*** Opening of Material for the task ***

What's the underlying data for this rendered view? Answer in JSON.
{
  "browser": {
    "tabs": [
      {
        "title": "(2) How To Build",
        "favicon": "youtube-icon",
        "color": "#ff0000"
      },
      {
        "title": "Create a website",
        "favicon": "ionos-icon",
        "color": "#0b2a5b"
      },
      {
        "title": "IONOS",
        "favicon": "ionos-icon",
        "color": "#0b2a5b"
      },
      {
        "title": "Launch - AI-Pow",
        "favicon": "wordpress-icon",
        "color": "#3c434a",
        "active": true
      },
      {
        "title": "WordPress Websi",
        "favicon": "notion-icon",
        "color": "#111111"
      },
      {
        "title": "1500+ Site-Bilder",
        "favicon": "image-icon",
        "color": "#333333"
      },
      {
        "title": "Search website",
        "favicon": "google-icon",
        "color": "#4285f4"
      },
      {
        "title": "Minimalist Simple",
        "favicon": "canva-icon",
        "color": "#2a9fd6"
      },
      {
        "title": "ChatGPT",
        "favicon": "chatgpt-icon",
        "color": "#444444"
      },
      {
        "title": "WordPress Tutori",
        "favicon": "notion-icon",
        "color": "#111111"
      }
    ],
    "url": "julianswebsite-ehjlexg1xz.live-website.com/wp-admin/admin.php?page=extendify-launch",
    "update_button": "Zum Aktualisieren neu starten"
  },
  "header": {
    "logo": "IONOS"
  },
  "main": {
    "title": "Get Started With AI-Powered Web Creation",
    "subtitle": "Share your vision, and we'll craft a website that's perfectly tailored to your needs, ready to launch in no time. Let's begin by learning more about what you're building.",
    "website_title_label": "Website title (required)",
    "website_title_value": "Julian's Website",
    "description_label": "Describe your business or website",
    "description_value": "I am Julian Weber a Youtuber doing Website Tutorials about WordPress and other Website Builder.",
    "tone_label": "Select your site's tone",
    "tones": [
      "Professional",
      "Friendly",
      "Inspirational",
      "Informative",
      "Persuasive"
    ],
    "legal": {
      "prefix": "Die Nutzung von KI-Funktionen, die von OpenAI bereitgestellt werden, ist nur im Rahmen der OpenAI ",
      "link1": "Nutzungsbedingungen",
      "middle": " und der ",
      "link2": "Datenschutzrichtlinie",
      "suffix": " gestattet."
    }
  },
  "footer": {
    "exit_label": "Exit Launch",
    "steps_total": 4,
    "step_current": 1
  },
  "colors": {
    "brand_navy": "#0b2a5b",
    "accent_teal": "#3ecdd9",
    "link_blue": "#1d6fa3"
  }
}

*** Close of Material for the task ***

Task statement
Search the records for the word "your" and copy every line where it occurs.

Answer to this task
    "subtitle": "Share your vision, and we'll craft a website that's perfectly tailored to your needs, ready to launch in no time. Let's begin by learning more about what you're building.",
    "description_label": "Describe your business or website",
    "tone_label": "Select your site's tone",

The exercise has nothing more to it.